* Your objective *
Among the entries below, please show each line that carries the word "pctNum".
------ Input records
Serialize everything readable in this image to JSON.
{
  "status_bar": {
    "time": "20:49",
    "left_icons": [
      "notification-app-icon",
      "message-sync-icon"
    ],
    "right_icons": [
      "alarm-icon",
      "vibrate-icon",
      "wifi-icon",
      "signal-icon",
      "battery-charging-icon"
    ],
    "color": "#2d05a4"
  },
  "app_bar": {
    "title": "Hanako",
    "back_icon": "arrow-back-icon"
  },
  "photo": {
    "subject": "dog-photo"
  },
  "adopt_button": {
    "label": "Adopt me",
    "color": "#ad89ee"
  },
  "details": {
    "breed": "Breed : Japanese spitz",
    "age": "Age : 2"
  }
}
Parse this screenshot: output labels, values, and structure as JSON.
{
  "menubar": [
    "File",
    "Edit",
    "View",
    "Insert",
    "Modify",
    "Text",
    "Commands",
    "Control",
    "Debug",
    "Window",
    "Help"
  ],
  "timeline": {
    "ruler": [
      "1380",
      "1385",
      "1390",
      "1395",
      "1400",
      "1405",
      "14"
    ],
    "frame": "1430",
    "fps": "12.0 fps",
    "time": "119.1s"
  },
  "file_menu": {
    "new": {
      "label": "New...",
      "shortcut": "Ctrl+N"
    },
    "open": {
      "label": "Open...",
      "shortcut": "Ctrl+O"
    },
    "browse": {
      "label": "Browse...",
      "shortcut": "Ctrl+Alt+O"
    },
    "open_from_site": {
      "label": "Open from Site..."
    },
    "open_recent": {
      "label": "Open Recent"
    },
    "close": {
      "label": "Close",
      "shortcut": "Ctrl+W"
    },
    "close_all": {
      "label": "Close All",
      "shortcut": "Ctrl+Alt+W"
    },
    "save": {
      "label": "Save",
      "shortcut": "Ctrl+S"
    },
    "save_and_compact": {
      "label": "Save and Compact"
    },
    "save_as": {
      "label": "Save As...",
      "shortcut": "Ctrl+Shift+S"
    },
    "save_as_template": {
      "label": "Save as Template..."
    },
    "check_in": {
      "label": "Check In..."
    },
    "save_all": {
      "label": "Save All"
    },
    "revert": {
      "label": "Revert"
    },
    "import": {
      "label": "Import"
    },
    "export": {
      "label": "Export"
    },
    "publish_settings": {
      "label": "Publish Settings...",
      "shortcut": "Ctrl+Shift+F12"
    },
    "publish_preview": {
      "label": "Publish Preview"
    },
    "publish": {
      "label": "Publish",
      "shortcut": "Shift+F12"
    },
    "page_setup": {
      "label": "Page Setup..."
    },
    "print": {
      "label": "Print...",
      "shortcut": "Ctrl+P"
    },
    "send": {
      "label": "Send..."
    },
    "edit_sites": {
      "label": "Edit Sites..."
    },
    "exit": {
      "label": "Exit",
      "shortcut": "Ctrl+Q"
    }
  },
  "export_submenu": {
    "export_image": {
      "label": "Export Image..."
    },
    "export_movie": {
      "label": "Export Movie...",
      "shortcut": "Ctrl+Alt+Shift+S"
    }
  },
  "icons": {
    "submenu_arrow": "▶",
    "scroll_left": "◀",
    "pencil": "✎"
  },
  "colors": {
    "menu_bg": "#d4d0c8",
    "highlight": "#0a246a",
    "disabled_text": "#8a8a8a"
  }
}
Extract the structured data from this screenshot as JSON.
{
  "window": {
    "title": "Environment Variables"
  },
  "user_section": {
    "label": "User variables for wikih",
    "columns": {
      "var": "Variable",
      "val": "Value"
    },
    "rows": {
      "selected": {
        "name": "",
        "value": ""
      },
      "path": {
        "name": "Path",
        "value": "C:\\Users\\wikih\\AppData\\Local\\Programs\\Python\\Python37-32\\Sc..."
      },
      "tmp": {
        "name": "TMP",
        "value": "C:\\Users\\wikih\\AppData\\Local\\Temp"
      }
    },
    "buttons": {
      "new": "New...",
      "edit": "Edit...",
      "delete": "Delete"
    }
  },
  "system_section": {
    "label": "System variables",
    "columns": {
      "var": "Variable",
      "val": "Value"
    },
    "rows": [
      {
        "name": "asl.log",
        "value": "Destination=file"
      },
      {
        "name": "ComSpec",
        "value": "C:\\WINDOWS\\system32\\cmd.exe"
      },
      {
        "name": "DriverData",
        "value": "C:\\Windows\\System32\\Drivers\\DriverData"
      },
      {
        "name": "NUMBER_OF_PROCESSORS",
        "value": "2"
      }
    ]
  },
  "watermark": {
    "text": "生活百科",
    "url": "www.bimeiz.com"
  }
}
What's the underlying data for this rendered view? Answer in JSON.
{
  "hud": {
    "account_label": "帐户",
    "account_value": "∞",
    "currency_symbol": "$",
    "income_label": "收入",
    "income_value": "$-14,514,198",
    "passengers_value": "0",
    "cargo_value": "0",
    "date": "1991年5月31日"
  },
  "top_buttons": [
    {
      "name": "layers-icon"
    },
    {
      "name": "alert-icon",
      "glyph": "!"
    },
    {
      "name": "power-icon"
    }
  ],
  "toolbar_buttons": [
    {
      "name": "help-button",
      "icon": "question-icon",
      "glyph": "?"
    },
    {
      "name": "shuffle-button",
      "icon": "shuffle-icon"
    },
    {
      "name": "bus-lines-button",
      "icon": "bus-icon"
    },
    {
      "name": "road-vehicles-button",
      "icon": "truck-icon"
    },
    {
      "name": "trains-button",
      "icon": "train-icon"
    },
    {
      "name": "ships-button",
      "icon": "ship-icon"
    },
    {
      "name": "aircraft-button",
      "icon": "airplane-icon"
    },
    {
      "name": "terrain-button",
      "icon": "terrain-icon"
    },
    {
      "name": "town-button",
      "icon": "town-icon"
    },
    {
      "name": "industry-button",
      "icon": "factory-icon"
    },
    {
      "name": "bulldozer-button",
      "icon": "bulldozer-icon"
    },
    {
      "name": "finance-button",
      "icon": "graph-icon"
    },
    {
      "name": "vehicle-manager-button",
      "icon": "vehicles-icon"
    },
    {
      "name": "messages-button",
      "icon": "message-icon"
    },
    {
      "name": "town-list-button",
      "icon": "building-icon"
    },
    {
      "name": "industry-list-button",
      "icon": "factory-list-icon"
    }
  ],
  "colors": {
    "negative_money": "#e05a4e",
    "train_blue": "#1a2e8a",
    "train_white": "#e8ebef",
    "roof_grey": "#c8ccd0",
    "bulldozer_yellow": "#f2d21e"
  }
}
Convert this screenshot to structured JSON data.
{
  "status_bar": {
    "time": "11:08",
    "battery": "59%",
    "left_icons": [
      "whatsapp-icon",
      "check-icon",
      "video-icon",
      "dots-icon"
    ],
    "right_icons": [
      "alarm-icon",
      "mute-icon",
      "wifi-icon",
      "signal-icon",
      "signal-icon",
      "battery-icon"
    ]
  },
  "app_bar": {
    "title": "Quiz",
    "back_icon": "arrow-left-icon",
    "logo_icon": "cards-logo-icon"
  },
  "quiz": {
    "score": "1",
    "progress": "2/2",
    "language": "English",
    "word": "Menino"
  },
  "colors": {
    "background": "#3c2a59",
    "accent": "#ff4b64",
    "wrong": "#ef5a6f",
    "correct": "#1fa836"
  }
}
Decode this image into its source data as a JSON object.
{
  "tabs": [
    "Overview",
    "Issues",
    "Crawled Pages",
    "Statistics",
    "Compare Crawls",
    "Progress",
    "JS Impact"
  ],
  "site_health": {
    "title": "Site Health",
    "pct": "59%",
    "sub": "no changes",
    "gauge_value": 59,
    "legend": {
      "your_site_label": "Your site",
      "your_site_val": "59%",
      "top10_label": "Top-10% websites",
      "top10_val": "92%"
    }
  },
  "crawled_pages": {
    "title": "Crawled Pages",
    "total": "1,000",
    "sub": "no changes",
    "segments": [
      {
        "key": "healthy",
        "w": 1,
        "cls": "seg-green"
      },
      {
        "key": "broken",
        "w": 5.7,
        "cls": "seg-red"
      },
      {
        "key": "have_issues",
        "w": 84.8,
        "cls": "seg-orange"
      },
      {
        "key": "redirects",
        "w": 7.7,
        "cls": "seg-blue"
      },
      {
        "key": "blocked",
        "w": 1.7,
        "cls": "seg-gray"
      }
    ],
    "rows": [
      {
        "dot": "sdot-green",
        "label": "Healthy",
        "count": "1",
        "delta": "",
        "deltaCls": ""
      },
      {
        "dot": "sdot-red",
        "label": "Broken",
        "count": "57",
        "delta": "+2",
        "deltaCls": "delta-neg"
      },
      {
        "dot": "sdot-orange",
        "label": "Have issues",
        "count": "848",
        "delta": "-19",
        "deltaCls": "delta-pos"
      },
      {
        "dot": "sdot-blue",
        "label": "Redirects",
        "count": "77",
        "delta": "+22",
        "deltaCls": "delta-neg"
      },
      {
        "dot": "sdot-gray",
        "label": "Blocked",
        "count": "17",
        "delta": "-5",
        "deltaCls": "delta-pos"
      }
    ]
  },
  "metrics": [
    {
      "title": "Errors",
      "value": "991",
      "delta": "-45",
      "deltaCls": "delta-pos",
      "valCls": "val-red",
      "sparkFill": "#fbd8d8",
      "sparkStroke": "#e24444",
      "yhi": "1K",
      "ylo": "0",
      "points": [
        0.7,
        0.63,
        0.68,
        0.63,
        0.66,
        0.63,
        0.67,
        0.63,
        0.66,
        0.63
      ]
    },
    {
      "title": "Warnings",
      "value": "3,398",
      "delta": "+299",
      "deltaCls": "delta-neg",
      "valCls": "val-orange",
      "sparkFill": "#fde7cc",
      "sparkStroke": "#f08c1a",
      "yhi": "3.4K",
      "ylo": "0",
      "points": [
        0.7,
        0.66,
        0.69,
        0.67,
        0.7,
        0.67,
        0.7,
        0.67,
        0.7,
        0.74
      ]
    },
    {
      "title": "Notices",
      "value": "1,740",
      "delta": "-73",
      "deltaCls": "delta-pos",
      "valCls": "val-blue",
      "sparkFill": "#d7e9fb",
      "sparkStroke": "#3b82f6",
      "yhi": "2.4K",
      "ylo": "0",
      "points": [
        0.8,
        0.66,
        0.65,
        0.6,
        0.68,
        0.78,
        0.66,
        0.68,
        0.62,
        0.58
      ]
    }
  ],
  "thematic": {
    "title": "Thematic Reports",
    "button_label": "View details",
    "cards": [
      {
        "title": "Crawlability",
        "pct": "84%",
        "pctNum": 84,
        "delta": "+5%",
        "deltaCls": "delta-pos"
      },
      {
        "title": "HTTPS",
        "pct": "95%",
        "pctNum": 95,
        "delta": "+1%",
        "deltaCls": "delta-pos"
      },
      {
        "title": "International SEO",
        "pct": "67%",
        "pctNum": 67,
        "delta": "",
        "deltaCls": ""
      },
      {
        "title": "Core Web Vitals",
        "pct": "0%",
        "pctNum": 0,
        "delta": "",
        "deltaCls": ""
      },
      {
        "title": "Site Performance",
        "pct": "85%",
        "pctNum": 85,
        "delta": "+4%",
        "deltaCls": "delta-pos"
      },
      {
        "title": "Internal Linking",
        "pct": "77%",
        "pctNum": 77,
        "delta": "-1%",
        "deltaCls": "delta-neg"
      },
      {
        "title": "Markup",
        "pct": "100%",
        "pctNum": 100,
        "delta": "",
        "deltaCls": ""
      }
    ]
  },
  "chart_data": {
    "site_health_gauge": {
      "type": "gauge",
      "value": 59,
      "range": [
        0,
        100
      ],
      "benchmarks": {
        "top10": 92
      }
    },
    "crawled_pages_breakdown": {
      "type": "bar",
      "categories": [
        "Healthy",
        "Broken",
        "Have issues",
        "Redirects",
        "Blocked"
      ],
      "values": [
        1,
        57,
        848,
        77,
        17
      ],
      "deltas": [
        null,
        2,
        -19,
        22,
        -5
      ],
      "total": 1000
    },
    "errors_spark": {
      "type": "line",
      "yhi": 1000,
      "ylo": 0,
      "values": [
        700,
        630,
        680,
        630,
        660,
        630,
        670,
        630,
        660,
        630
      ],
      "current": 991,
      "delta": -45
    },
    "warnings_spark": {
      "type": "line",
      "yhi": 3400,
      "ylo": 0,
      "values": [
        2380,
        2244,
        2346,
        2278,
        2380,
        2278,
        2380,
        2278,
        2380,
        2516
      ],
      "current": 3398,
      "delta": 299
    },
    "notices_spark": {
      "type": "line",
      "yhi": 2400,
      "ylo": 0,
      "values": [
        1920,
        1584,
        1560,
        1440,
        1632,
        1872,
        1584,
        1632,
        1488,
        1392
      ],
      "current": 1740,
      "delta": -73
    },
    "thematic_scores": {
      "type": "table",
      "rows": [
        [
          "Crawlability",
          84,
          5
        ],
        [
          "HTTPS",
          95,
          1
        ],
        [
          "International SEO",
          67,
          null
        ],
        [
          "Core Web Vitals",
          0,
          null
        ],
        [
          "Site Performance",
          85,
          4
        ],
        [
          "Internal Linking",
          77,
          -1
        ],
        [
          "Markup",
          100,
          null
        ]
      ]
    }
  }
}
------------
* Response to this task *
        "pctNum": 84,
        "pctNum": 95,
        "pctNum": 67,
        "pctNum": 0,
        "pctNum": 85,
        "pctNum": 77,
        "pctNum": 100,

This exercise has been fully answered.